Health Care in Action: A Multidisciplinary View of Patient Care
Bradley S. Bowden, Ph.D.
Erin M. Finn

Pitfalls and Pratfalls in Writing Personal Statements
Robert E. Cannon, Ph.D.

Veteran advisor Robert Cannon presents dos and don’ts for writing personal statements. He addresses the purpose of the statement broadly as a way for admissions people to get to know and help remember a candidate. He warns against clichés, lists of accomplishments, platitudes, and quotations. He recommends substance, stories, recent experience in medicine, and genuinely personal thoughts and examples. As part of the writing process, he suggests starting early, keeping a journal, paying attention to such details as spelling and grammar, and getting feedback, preferably from people who can be objective. The substance of the article is meaty; but it is written with a light touch. It could easily be adapted for use with advisees.

The Physician's Role as Undergraduate Teacher and Pre-Health Professions Advisor: Lessons from Doctoring, Transferable Skills
Laurence A. Savett, M.D., F.A.C.P.

Dr. Savett, a retired physician who serves as the health professions advisor at two colleges in Minnesota, compares the doctor-patient relationship to the advisor-advisee relationship and makes the case that a physician can be an effective advisor. He describes his work as an advisor and presents a fair amount of detail about his role in medically related courses and seminars, such as “The Human Side of Medicine”.

He discusses the skills necessary to be both an effective advisor and physician. He notes that the relationship with the advisee/patient is crucial, that it takes time to establish, and that it starts most effectively with open-ended questions. He suggests that active listening is critical; learning what the advisee/patient already knows, hearing larger unspoken fears in seemingly simple questions, and a willingness to reflect when the relationship founders. Savett likens advising to the differential diagnosis, identifying the problem and its possible courses and remedies. As with his patients, he advocates giving advisees a role in the decision-making process, recognizing their ability to accept bad news, summarizing the plan and tacitly offering hope. He encourages advisors to practice preventive medicine, warding off trouble when it is still manageable.

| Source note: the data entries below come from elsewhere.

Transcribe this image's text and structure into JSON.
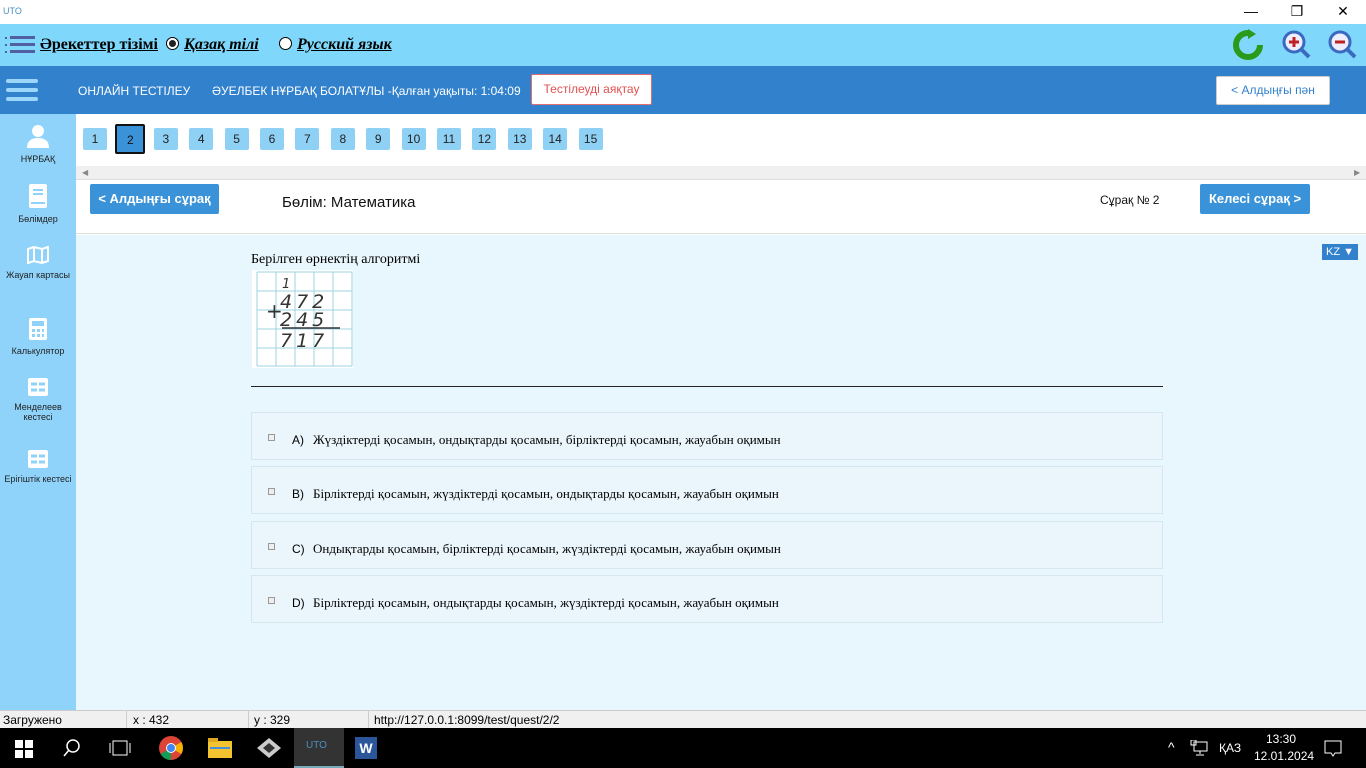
{
  "titlebar": {
    "app_logo": "UTO",
    "minimize": "—",
    "restore": "❐",
    "close": "✕"
  },
  "toolbar": {
    "actions_list": "Әрекеттер тізімі",
    "lang_kz": "Қазақ тілі",
    "lang_ru": "Русский язык",
    "lang_selected": "kz",
    "icons": [
      "refresh-icon",
      "zoom-in-icon",
      "zoom-out-icon"
    ]
  },
  "navbar": {
    "title": "ОНЛАЙН ТЕСТІЛЕУ",
    "student": "ӘУЕЛБЕК НҰРБАҚ БОЛАТҰЛЫ -Қалған уақыты: 1:04:09",
    "finish_button": "Тестілеуді аяқтау",
    "prev_subject_button": "< Алдыңғы пән"
  },
  "sidebar": {
    "items": [
      {
        "label": "НҰРБАҚ",
        "icon": "user-icon"
      },
      {
        "label": "Бөлімдер",
        "icon": "book-icon"
      },
      {
        "label": "Жауап картасы",
        "icon": "map-icon"
      },
      {
        "label": "Калькулятор",
        "icon": "calculator-icon"
      },
      {
        "label": "Менделеев кестесі",
        "icon": "table-icon"
      },
      {
        "label": "Ерігіштік кестесі",
        "icon": "table-icon"
      }
    ]
  },
  "question_numbers": [
    "1",
    "2",
    "3",
    "4",
    "5",
    "6",
    "7",
    "8",
    "9",
    "10",
    "11",
    "12",
    "13",
    "14",
    "15"
  ],
  "current_question": "2",
  "question_header": {
    "prev_button": "< Алдыңғы сұрақ",
    "section": "Бөлім: Математика",
    "question_no": "Сұрақ № 2",
    "next_button": "Келесі сұрақ >"
  },
  "lang_badge": "KZ ▼",
  "question": {
    "text": "Берілген өрнектің алгоритмі",
    "image": {
      "carry": "1",
      "row1": "472",
      "row2": "245",
      "result": "717",
      "operator": "+"
    }
  },
  "answers": [
    {
      "letter": "A)",
      "text": "Жүздіктерді қосамын, ондықтарды қосамын, бірліктерді қосамын, жауабын оқимын"
    },
    {
      "letter": "B)",
      "text": "Бірліктерді қосамын, жүздіктерді қосамын, ондықтарды қосамын, жауабын оқимын"
    },
    {
      "letter": "C)",
      "text": "Ондықтарды қосамын, бірліктерді қосамын, жүздіктерді қосамын, жауабын оқимын"
    },
    {
      "letter": "D)",
      "text": "Бірліктерді қосамын, ондықтарды қосамын, жүздіктерді қосамын, жауабын оқимын"
    }
  ],
  "status": {
    "state": "Загружено",
    "x": "x : 432",
    "y": "y : 329",
    "url": "http://127.0.0.1:8099/test/quest/2/2"
  },
  "taskbar": {
    "lang": "ҚАЗ",
    "time": "13:30",
    "date": "12.01.2024"
  }
}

Finally, he recommends seeking advice from colleagues for unusual or difficult problems.

From the Literature: Changing Demographics of Public Health Graduates: Potential Implications for the Public Health Workforce
Caitlin Kennedy, M.P.H.
Timothy Baker, M.D., M.P.H.

A Comparison of Personality-Type Among Seven Health Professions: Implications for Optometric Education
Patrick C. Hardigan, Ph.D.
Stanley R. Cohen, Ed.D.
Lester E. Janoff, O.D., M.S.Ed.

Highlight on a Profession: Careers in Veterinary Medicine
Compiled form staff reports by Charlotte R. Hendrix

AAVMC: Liaison Report
Marilyn Hoffman, NAAHP Liaison

Copyright 2013 by NAAHP Terms Of Use Privacy Statement